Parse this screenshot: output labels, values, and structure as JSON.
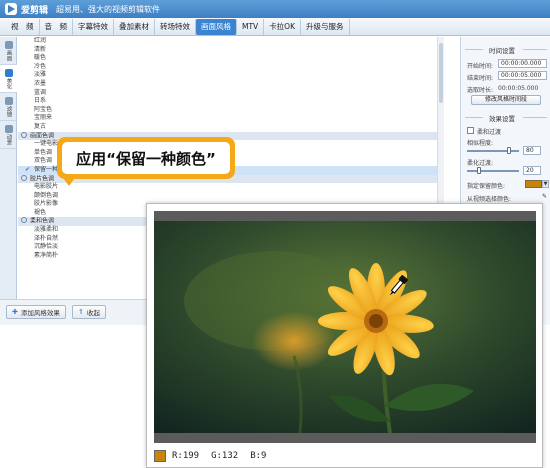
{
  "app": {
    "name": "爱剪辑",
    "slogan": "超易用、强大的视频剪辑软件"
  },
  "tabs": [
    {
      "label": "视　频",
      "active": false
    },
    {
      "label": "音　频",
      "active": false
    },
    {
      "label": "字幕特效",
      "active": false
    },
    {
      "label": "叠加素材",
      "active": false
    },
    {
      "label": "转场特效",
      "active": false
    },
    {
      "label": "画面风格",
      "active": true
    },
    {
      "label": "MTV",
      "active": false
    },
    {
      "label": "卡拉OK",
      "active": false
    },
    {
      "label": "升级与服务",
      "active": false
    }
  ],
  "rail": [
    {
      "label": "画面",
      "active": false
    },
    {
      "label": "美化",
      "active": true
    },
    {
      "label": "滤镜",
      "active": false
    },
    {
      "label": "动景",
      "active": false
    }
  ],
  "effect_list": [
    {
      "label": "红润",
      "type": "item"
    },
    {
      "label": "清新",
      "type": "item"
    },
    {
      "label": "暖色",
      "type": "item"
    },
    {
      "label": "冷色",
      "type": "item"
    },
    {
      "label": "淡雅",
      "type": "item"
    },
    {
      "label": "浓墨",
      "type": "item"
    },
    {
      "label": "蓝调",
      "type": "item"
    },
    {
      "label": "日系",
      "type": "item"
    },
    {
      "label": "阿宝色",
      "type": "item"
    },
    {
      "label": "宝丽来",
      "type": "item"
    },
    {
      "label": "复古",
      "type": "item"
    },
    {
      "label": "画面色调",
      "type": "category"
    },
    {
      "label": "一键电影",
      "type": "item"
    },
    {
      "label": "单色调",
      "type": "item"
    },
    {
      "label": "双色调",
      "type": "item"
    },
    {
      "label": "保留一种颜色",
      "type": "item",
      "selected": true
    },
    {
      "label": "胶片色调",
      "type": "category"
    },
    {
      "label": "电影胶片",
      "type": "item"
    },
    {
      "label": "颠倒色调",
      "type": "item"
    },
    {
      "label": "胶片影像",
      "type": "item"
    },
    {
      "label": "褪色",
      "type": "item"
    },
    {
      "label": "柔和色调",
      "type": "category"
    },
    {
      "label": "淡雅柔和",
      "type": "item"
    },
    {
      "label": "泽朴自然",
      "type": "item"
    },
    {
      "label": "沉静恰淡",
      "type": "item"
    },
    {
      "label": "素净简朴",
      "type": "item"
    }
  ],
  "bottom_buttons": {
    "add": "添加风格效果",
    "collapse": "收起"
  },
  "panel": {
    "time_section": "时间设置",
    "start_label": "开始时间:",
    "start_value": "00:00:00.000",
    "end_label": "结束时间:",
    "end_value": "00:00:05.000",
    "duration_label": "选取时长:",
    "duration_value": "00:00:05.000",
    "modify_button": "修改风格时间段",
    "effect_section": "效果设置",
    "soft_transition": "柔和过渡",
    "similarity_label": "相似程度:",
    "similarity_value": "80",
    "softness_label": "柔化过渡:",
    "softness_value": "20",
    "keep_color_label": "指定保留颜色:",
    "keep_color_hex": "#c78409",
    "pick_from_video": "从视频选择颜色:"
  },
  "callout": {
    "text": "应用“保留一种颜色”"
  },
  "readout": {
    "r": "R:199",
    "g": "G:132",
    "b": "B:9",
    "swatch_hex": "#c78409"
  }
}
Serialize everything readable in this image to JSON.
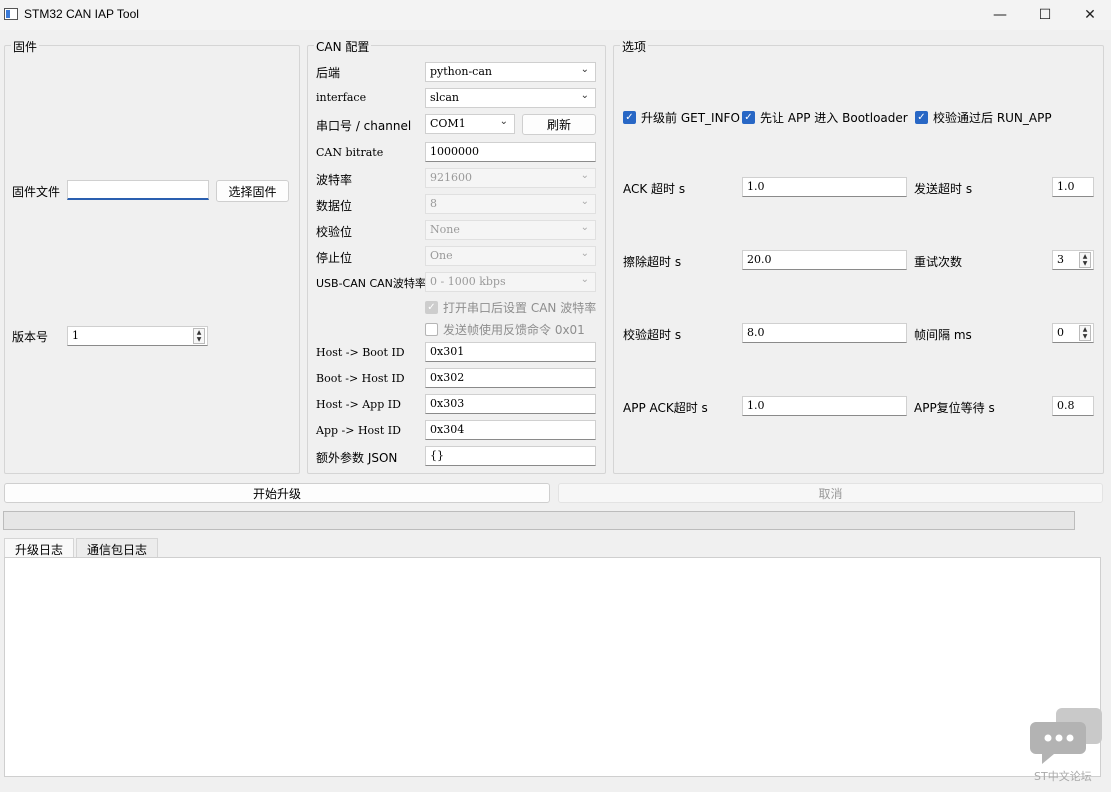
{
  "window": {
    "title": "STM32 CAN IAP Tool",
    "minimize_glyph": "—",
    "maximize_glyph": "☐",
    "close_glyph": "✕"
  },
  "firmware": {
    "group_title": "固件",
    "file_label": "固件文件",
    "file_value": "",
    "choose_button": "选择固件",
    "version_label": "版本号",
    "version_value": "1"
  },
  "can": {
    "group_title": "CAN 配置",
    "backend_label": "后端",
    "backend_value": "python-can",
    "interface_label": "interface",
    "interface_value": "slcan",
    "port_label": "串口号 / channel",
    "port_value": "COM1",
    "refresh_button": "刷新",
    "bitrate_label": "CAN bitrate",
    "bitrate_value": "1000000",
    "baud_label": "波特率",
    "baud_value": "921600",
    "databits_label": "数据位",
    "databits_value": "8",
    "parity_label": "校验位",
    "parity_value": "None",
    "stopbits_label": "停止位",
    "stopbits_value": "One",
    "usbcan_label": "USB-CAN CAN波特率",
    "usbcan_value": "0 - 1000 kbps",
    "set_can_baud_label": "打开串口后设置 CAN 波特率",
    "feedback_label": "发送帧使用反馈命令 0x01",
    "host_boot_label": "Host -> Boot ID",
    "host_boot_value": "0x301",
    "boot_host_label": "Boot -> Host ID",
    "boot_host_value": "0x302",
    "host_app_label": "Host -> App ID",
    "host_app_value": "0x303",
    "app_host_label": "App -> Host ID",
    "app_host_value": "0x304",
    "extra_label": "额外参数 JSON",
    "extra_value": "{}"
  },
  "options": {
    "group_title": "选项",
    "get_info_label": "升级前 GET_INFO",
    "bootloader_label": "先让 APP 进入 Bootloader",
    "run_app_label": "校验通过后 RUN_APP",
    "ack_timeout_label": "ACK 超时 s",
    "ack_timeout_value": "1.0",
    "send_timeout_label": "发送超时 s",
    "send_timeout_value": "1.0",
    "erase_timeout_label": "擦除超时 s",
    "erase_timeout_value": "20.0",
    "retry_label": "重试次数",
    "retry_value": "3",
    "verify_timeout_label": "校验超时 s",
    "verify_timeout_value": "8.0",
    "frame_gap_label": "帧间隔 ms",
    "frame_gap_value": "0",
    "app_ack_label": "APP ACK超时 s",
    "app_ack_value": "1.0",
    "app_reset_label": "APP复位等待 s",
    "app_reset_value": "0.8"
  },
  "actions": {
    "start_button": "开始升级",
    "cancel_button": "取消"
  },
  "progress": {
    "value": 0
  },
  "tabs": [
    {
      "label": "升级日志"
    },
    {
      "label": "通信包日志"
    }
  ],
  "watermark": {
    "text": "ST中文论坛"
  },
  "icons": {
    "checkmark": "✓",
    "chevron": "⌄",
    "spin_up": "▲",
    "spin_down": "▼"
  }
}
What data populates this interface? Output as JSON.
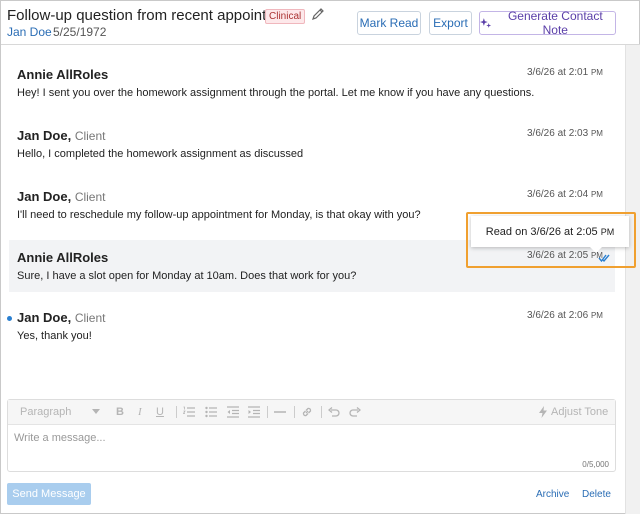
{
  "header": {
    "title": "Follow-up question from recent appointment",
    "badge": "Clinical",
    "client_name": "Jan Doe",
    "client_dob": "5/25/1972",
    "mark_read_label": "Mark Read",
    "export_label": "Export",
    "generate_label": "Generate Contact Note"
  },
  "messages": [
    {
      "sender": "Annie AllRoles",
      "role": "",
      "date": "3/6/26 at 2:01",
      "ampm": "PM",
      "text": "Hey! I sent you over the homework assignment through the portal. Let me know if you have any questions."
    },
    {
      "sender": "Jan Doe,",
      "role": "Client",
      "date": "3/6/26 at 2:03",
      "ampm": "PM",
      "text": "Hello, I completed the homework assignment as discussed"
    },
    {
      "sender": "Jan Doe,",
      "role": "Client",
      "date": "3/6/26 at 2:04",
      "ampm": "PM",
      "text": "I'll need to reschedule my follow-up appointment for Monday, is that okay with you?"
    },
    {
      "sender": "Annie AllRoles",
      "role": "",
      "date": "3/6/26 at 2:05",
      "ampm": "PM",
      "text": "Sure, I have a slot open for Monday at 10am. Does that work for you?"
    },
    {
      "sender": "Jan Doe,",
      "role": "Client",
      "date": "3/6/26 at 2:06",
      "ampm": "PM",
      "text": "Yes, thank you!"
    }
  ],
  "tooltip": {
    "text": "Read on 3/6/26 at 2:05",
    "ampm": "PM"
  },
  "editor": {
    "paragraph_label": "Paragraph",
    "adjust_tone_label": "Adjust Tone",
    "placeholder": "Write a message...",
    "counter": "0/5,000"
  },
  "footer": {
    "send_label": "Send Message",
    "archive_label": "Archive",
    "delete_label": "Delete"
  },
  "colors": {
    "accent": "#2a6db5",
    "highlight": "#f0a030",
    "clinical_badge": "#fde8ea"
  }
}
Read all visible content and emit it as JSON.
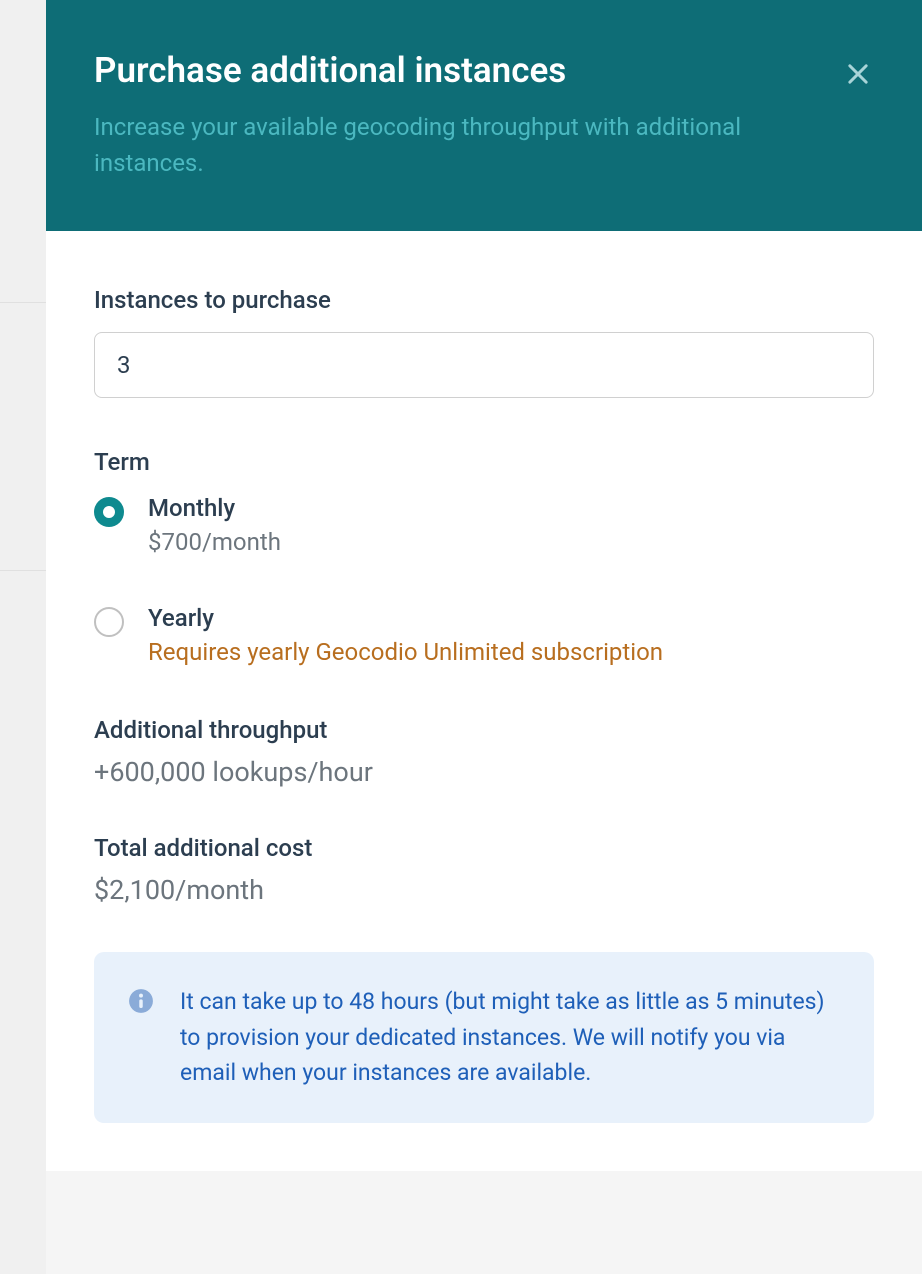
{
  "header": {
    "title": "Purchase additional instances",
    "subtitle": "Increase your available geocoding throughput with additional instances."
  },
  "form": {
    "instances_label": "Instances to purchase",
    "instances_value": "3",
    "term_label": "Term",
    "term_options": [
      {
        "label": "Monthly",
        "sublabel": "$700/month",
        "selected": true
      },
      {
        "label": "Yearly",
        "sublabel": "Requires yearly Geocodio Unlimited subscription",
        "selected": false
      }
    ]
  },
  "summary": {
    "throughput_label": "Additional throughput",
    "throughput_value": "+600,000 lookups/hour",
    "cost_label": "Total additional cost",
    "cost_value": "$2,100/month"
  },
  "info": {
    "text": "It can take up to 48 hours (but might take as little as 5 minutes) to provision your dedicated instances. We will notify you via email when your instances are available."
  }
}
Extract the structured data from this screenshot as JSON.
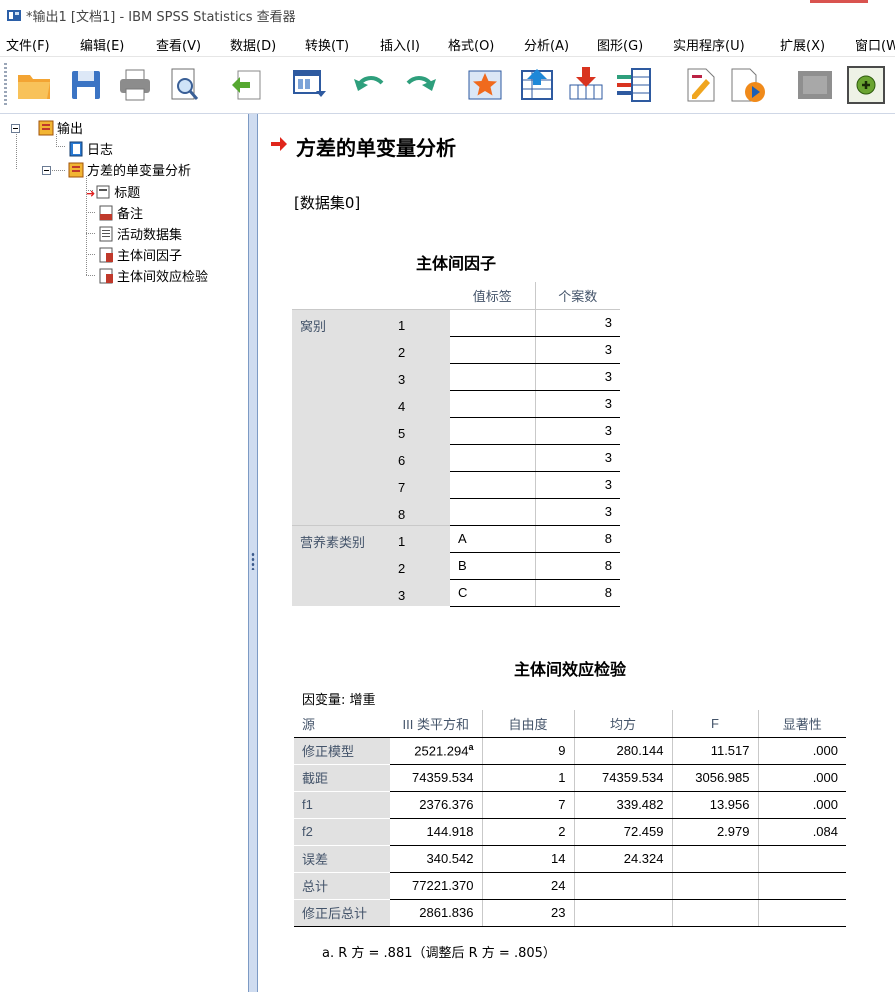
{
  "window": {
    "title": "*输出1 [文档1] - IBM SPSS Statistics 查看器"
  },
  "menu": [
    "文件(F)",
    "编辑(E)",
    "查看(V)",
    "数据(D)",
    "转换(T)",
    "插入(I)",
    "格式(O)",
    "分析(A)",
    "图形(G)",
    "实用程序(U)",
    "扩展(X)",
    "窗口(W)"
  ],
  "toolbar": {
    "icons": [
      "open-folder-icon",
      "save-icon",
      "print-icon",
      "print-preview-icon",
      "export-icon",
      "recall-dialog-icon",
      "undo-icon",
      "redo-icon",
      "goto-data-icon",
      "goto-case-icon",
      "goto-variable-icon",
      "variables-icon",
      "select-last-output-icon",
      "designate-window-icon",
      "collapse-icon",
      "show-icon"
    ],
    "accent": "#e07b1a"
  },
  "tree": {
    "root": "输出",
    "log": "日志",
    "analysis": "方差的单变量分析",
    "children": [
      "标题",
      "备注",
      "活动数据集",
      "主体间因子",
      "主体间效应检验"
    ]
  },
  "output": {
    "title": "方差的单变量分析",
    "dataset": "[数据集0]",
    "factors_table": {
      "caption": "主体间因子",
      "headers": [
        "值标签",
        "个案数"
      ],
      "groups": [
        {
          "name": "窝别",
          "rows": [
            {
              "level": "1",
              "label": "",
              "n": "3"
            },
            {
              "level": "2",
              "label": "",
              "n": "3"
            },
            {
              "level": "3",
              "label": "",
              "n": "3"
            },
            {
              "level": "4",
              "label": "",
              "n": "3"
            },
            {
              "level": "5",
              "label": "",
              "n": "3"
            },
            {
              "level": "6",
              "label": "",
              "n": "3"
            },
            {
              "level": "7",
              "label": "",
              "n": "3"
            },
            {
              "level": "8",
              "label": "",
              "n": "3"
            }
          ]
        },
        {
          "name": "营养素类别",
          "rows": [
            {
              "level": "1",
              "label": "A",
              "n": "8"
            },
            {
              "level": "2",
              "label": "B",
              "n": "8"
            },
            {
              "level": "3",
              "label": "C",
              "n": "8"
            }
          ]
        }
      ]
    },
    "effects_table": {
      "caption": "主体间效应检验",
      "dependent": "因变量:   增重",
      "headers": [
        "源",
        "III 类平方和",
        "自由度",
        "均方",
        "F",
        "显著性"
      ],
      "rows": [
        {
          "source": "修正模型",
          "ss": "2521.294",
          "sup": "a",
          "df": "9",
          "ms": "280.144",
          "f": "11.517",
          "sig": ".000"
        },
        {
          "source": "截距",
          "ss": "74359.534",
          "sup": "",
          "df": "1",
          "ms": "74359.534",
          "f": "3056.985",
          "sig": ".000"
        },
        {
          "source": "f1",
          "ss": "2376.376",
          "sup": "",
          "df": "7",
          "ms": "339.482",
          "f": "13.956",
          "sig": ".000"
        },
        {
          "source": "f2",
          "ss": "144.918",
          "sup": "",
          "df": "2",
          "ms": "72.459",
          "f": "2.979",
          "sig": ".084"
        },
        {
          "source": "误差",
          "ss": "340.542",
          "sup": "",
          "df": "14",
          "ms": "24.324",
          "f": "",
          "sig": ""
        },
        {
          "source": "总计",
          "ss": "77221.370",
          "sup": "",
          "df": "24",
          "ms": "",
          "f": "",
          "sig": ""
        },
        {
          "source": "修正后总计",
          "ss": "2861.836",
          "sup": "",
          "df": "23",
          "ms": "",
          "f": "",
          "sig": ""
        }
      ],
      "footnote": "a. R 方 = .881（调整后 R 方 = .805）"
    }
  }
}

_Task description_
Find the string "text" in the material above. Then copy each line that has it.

_The answer_
    "text": "应用“保留一种颜色”"
    "text": "ST中文论坛"
      "text": "Hey! I sent you over the homework assignment through the portal. Let me know if you have any questions."
      "text": "Hello, I completed the homework assignment as discussed"
      "text": "I'll need to reschedule my follow-up appointment for Monday, is that okay with you?"
      "text": "Sure, I have a slot open for Monday at 10am. Does that work for you?"
      "text": "Yes, thank you!"
    "text": "Read on 3/6/26 at 2:05",
    "text": "It can take up to 48 hours (but might take as little as 5 minutes) to provision your dedicated instances. We will notify you via email when your instances are available."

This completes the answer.